**Instructions for the task**
Using the data below, copy every line that contains the word "used".

**Source information**
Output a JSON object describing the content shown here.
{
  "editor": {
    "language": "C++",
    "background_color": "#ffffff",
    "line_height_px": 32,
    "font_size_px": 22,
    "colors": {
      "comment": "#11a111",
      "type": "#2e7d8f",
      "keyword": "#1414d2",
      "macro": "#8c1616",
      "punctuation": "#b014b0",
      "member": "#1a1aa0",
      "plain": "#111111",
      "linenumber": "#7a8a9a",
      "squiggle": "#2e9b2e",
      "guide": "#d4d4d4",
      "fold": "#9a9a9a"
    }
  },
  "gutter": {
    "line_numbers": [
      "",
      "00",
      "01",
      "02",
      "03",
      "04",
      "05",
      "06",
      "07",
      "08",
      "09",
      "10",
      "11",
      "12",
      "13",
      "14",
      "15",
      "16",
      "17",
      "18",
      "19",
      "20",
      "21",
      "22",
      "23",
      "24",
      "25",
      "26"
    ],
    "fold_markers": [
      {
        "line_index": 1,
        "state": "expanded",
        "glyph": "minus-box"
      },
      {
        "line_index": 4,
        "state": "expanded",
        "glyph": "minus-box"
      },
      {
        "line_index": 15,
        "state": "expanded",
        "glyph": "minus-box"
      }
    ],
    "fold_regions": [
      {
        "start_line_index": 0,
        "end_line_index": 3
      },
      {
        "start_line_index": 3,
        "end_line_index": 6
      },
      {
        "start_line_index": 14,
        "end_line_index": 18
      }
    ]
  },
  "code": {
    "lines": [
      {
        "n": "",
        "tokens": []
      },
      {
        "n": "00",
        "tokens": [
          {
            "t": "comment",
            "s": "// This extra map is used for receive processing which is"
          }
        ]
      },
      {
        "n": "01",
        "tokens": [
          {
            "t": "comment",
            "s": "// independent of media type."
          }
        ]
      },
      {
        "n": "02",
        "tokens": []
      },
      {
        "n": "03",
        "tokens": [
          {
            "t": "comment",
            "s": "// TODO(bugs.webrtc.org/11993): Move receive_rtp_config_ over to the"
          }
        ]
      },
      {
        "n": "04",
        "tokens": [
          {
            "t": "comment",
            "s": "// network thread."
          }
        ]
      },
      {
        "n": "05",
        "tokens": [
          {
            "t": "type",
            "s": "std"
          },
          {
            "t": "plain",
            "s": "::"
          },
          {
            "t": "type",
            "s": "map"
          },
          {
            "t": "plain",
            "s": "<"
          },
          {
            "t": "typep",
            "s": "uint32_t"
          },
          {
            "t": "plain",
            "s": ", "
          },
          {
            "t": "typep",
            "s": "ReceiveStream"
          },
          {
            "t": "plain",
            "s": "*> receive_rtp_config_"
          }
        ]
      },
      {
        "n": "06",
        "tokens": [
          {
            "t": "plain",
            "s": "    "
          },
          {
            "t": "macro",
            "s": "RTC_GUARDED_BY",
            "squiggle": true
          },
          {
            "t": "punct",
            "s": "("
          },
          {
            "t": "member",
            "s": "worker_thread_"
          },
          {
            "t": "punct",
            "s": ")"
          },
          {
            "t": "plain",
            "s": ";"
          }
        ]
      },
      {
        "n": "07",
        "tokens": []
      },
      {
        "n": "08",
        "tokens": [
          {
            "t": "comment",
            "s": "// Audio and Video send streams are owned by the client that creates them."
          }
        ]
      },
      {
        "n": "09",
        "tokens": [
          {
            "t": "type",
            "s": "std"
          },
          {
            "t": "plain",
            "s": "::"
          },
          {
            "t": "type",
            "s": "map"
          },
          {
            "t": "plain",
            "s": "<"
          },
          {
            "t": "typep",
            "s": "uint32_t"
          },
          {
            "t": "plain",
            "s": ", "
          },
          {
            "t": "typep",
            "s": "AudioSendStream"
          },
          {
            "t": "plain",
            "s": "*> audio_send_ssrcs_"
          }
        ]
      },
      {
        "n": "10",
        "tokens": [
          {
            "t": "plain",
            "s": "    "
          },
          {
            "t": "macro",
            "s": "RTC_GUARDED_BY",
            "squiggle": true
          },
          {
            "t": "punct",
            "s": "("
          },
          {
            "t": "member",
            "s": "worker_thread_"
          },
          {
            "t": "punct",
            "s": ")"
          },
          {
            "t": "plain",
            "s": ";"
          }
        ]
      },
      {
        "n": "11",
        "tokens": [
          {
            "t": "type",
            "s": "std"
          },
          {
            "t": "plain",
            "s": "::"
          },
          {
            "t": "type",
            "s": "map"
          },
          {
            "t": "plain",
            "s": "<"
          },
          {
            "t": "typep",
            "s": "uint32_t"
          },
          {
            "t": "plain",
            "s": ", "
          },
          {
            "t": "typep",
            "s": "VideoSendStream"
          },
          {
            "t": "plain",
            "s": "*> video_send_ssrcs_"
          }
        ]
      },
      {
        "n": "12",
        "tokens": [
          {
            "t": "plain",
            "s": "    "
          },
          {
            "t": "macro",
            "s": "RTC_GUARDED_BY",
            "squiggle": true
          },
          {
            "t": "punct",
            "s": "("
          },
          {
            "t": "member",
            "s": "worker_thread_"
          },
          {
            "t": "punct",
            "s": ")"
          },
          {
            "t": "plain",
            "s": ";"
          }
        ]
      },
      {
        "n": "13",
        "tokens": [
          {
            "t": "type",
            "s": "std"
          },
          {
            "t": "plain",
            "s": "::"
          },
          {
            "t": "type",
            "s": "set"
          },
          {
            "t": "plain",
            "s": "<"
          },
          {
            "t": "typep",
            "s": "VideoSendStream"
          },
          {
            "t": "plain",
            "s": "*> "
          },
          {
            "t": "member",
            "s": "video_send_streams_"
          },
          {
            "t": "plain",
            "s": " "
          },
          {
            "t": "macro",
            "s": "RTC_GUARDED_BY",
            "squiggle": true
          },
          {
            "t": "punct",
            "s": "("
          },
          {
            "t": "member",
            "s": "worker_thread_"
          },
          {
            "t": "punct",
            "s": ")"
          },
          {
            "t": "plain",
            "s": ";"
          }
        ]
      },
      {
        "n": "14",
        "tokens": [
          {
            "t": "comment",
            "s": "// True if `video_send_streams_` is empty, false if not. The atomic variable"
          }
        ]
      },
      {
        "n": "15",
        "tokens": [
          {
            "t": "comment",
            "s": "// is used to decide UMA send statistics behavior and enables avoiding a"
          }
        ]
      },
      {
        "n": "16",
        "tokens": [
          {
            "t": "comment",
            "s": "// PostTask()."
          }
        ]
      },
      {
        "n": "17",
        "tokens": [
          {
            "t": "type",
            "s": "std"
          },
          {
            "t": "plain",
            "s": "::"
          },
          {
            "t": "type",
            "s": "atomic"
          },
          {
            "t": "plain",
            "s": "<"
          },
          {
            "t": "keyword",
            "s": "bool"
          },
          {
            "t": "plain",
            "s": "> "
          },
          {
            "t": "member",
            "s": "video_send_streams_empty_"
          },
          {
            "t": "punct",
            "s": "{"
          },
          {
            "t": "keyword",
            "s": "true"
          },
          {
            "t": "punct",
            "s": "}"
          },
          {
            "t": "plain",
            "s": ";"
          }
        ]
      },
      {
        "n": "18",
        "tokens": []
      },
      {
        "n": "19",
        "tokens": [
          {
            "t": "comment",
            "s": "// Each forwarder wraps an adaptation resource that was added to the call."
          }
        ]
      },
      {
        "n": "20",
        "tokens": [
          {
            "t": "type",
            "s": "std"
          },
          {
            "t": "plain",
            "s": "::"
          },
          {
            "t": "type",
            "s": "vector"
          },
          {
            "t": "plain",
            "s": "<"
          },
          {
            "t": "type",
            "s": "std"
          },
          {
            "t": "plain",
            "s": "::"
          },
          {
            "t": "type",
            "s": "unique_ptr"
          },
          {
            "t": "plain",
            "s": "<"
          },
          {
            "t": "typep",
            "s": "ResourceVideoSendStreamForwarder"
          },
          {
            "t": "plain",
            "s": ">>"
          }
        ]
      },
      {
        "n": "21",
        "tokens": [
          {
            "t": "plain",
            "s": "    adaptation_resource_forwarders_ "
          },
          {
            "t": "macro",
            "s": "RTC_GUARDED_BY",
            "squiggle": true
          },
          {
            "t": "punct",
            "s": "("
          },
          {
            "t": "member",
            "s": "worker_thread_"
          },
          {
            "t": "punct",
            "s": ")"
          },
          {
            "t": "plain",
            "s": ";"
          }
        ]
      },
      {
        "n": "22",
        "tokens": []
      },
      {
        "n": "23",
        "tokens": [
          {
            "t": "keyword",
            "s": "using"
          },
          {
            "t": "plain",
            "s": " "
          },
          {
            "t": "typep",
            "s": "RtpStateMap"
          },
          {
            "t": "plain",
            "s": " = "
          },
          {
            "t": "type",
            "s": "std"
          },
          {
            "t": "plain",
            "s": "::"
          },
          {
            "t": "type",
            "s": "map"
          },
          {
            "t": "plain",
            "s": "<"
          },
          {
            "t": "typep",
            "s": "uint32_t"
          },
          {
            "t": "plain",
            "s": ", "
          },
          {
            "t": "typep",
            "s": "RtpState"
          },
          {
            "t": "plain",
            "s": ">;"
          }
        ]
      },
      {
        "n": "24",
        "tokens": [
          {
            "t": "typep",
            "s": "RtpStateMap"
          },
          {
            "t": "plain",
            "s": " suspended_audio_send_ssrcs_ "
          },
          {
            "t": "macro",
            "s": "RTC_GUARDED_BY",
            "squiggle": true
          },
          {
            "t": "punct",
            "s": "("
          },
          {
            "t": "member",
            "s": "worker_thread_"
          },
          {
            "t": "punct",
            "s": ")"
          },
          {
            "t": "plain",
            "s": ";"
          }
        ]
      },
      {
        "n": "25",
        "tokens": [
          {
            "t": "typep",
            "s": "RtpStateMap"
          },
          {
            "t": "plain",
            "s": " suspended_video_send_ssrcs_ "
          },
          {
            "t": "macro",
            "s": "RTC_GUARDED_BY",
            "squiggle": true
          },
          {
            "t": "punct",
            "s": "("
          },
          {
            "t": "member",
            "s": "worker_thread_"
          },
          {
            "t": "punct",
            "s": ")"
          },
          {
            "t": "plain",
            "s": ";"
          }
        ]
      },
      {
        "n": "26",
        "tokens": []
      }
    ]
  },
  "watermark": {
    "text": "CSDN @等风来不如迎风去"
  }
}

**Exercise result**
            "s": "// This extra map is used for receive processing which is"
            "s": "// is used to decide UMA send statistics behavior and enables avoiding a"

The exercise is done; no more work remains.